Freedom Isn’t Free — NDAA Passed by the House and Senate

COMMUNICATIONS • September 18, 2017

Tell us what you think of the NDAA for FY18!

‘Freedom isn’t free’ is more than a patriotic proverb to those who have seen the face of war and dedicated their lives to the protection of our freedoms. For the heroes living among us, this phrase is a regular reminder of the life they’ve chosen to live.

Our military personnel have chosen to push themselves beyond their physical, mental, and emotional limits and that’s just basic training. They’ve chosen to spend arduous months away from their loved ones in foreign lands. They’ve chosen to learn languages not their own, and face enemies too terrible to describe. Our men and women in uniform risk everything for the ensurement of our freedoms.

BUT did you know that many enlisted service member’s beginning salary is roughly $9.25 an hour, $11.25 if you include food allowances?

The men and women who keep us safe are our country’s most valuable asset, and we have a responsibility to provide them the resources, care, and pay raise they need, earned, and deserve.  

Now, with a new administration in place, House Republicans can finally give the troops the support they deserve. This July, we voted to give our troops their largest pay raise in eight years, as well as begin the work of rebuilding our military. After a half-decade of cuts, we’re tackling the readiness crisis facing our troops and this country.        

National Defense Authorization Act (NDAA)

H.R. 2810, the National Defense Authorization Act (NDAA) for Fiscal Year 2018, was passed by the House on July 14, 2017 and then by the Senate on Sept. 18, 2017. This bill authorizes increasing the size of our military to combat the threats we face while also increasing funding for maintenance, training opportunities, and for modernizing facilities, ships, planes, and weapons (among other things).

For 56 years, the National Defense Authorization Act (NDAA) has been the primary way in which Congress executes its constitutional obligation to “provide for the common defense.” More than that, the NDAA equips, supplies, and trains our troops; cares for them and their families; and sets national security policy in a dangerous world.  

The Fiscal Year 2018 NDAA meets all of these commitments and much more. It begins a much-needed rebuilding after a half-decade of cuts slashed nearly a quarter of the defense budget while our military remained in steady combat. These cuts, combined with the pace of operations, had driven military readiness to a level that Defense Secretary Mattis said “shocked” him.  

We have already passed a $21 billion increase in defense funding as a down payment on our promise to rebuild our military for the 21st century.

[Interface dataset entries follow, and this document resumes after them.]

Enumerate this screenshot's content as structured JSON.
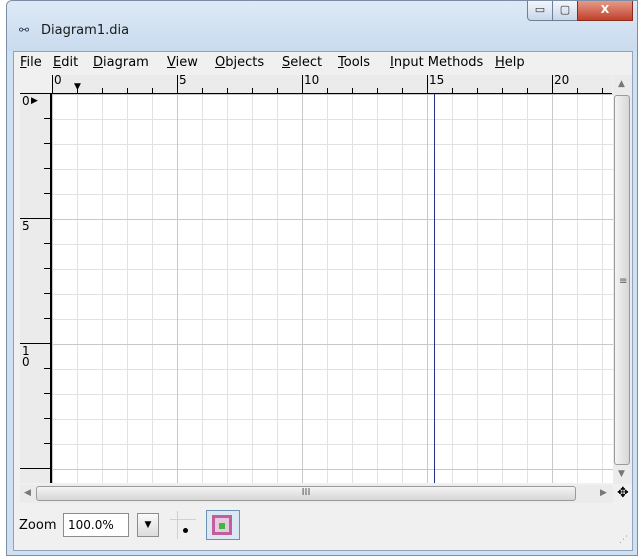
{
  "window": {
    "title": "Diagram1.dia",
    "minimize": "▭",
    "maximize": "▢",
    "close": "X"
  },
  "menu": [
    "File",
    "Edit",
    "Diagram",
    "View",
    "Objects",
    "Select",
    "Tools",
    "Input Methods",
    "Help"
  ],
  "rulers": {
    "horizontal_labels": [
      "0",
      "5",
      "10",
      "15",
      "20"
    ],
    "vertical_labels": [
      "0",
      "5",
      "10"
    ]
  },
  "scrollbar": {
    "up": "▲",
    "down": "▼",
    "left": "◀",
    "right": "▶",
    "hgrip": "III",
    "vgrip": "≡"
  },
  "status": {
    "zoom_label": "Zoom",
    "zoom_value": "100.0%",
    "zoom_dropdown": "▼"
  },
  "icons": {
    "app": "diagram-app-icon",
    "navigate": "✥"
  },
  "colors": {
    "guide_line": "#1f2f8a",
    "grid_major": "#c8c8c8",
    "grid_minor": "#e2e2e2"
  }
}
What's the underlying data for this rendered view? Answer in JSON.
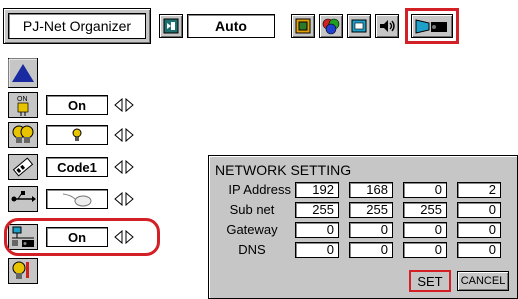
{
  "app": {
    "title": "PJ-Net Organizer"
  },
  "toolbar": {
    "input_value": "Auto",
    "icons": [
      "input-icon",
      "image-icon",
      "color-icon",
      "screen-icon",
      "sound-icon",
      "setting-icon"
    ]
  },
  "side_menu": {
    "items": [
      {
        "icon": "power-icon",
        "value": "On"
      },
      {
        "icon": "lamp-icon",
        "value": "♀"
      },
      {
        "icon": "remote-control-icon",
        "value": "Code1"
      },
      {
        "icon": "usb-mouse-icon",
        "value": ""
      },
      {
        "icon": "network-icon",
        "value": "On"
      },
      {
        "icon": "filter-icon",
        "value": ""
      }
    ]
  },
  "network_setting": {
    "title": "NETWORK SETTING",
    "rows": [
      {
        "label": "IP Address",
        "octets": [
          "192",
          "168",
          "0",
          "2"
        ]
      },
      {
        "label": "Sub net",
        "octets": [
          "255",
          "255",
          "255",
          "0"
        ]
      },
      {
        "label": "Gateway",
        "octets": [
          "0",
          "0",
          "0",
          "0"
        ]
      },
      {
        "label": "DNS",
        "octets": [
          "0",
          "0",
          "0",
          "0"
        ]
      }
    ],
    "set_label": "SET",
    "cancel_label": "CANCEL"
  },
  "colors": {
    "highlight": "#d32026",
    "panel": "#c6c6c6"
  }
}
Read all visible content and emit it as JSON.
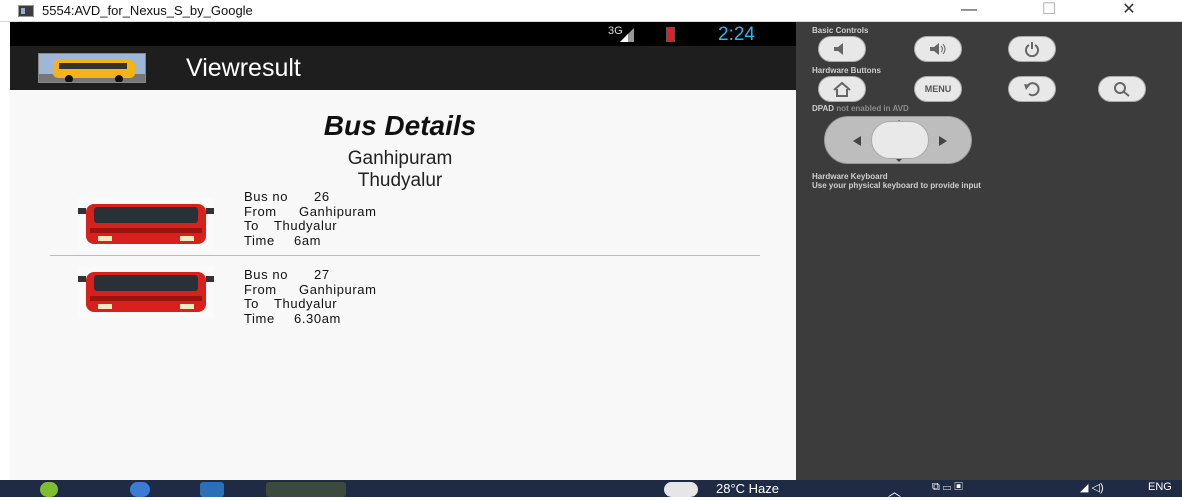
{
  "window": {
    "title": "5554:AVD_for_Nexus_S_by_Google",
    "minimize": "—",
    "maximize": "☐",
    "close": "✕"
  },
  "status_bar": {
    "network": "3G",
    "time": "2:24"
  },
  "action_bar": {
    "title": "Viewresult"
  },
  "content": {
    "heading": "Bus Details",
    "from_place": "Ganhipuram",
    "to_place": "Thudyalur",
    "buses": [
      {
        "bus_no_label": "Bus no",
        "bus_no": "26",
        "from_label": "From",
        "from": "Ganhipuram",
        "to_label": "To",
        "to": "Thudyalur",
        "time_label": "Time",
        "time": "6am"
      },
      {
        "bus_no_label": "Bus no",
        "bus_no": "27",
        "from_label": "From",
        "from": "Ganhipuram",
        "to_label": "To",
        "to": "Thudyalur",
        "time_label": "Time",
        "time": "6.30am"
      }
    ]
  },
  "controls": {
    "basic_label": "Basic Controls",
    "hardware_label": "Hardware Buttons",
    "menu_button": "MENU",
    "dpad_label": "DPAD",
    "dpad_note": "not enabled in AVD",
    "keyboard_label": "Hardware Keyboard",
    "keyboard_note": "Use your physical keyboard to provide input"
  },
  "taskbar": {
    "weather": "28°C  Haze",
    "lang": "ENG"
  },
  "colors": {
    "clock": "#33b5e5",
    "bus_red": "#d8211d",
    "panel_bg": "#3c3c3c",
    "taskbar_bg": "#1f2a44"
  }
}
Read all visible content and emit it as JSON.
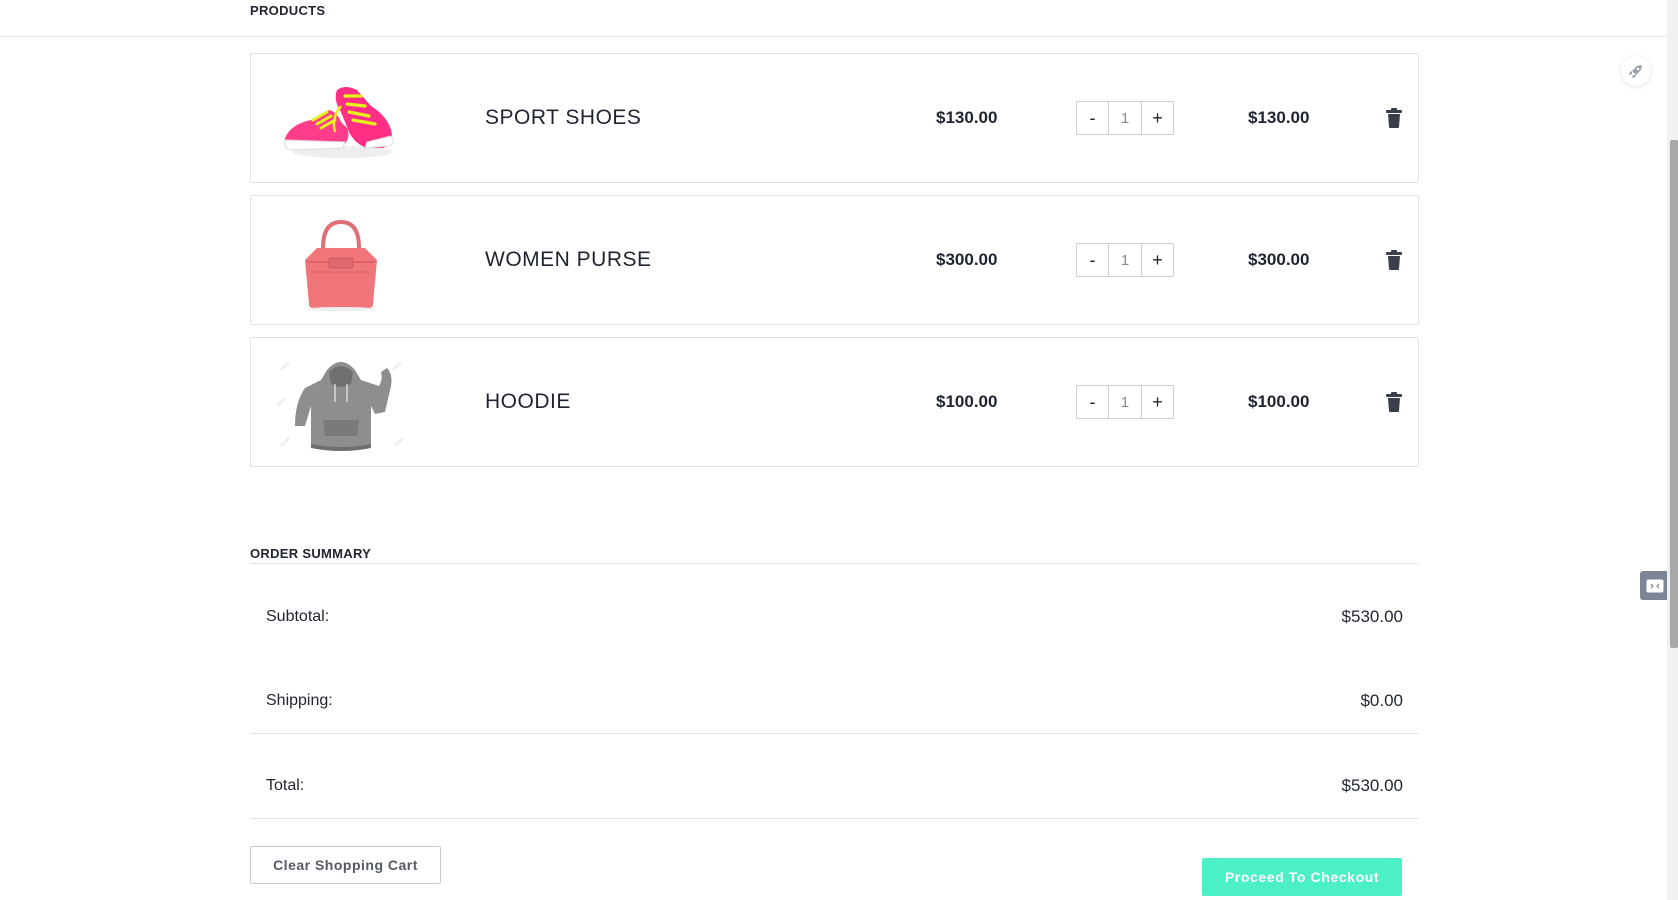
{
  "products_heading": "PRODUCTS",
  "cart": {
    "items": [
      {
        "name": "SPORT SHOES",
        "unit_price": "$130.00",
        "quantity": "1",
        "line_total": "$130.00",
        "image_icon": "pink-sneakers-image"
      },
      {
        "name": "WOMEN PURSE",
        "unit_price": "$300.00",
        "quantity": "1",
        "line_total": "$300.00",
        "image_icon": "pink-handbag-image"
      },
      {
        "name": "HOODIE",
        "unit_price": "$100.00",
        "quantity": "1",
        "line_total": "$100.00",
        "image_icon": "gray-hoodie-image"
      }
    ],
    "minus_label": "-",
    "plus_label": "+"
  },
  "summary": {
    "heading": "ORDER SUMMARY",
    "subtotal_label": "Subtotal:",
    "subtotal_value": "$530.00",
    "shipping_label": "Shipping:",
    "shipping_value": "$0.00",
    "total_label": "Total:",
    "total_value": "$530.00"
  },
  "actions": {
    "clear_label": "Clear Shopping Cart",
    "checkout_label": "Proceed To Checkout"
  },
  "colors": {
    "checkout_accent": "#4bf0c6",
    "text": "#1f2430",
    "border": "#e2e2e2"
  }
}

We are further authorizing additional resources to counter threats, increase end-strength, and enhance our military’s readiness.

We will not keep piling missions on our service members without ensuring they have all they need to succeed. Repairing and rebuilding our military is key to defending our country, but it’s also the number one way we can care for our troops  men and women who have chosen to protect us.

As they face unimaginable enemies, it is our duty, as Congress, to ensure that they are fully equipped to do their jobs as safely and effectively as possible.

Tell us what you think of the NDAA for FY18!

Want to see what else the House has passed this year? Check out DidYouKnow.gop